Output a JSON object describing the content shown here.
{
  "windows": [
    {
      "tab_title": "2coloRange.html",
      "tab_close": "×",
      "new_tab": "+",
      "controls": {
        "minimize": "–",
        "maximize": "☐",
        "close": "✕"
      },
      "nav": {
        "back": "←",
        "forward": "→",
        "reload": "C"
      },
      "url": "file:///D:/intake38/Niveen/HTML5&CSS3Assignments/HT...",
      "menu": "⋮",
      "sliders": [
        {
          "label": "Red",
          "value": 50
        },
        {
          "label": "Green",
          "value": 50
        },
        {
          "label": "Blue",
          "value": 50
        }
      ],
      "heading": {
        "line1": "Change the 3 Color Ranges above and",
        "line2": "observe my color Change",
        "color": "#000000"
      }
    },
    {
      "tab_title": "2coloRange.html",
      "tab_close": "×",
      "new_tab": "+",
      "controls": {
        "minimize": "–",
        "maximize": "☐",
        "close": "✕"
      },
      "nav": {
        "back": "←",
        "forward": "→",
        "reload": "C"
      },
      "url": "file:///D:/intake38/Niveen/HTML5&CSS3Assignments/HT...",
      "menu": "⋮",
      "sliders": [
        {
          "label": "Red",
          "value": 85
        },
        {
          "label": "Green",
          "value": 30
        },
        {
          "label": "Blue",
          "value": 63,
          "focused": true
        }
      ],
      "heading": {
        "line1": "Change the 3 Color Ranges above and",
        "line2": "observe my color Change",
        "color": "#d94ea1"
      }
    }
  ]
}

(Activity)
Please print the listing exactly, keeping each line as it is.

(Task response)
Output a JSON object describing the content shown here.
{
  "windows": [
    {
      "tab_title": "2coloRange.html",
      "tab_close": "×",
      "new_tab": "+",
      "controls": {
        "minimize": "–",
        "maximize": "☐",
        "close": "✕"
      },
      "nav": {
        "back": "←",
        "forward": "→",
        "reload": "C"
      },
      "url": "file:///D:/intake38/Niveen/HTML5&CSS3Assignments/HT...",
      "menu": "⋮",
      "sliders": [
        {
          "label": "Red",
          "value": 50
        },
        {
          "label": "Green",
          "value": 50
        },
        {
          "label": "Blue",
          "value": 50
        }
      ],
      "heading": {
        "line1": "Change the 3 Color Ranges above and",
        "line2": "observe my color Change",
        "color": "#000000"
      }
    },
    {
      "tab_title": "2coloRange.html",
      "tab_close": "×",
      "new_tab": "+",
      "controls": {
        "minimize": "–",
        "maximize": "☐",
        "close": "✕"
      },
      "nav": {
        "back": "←",
        "forward": "→",
        "reload": "C"
      },
      "url": "file:///D:/intake38/Niveen/HTML5&CSS3Assignments/HT...",
      "menu": "⋮",
      "sliders": [
        {
          "label": "Red",
          "value": 85
        },
        {
          "label": "Green",
          "value": 30
        },
        {
          "label": "Blue",
          "value": 63,
          "focused": true
        }
      ],
      "heading": {
        "line1": "Change the 3 Color Ranges above and",
        "line2": "observe my color Change",
        "color": "#d94ea1"
      }
    }
  ]
}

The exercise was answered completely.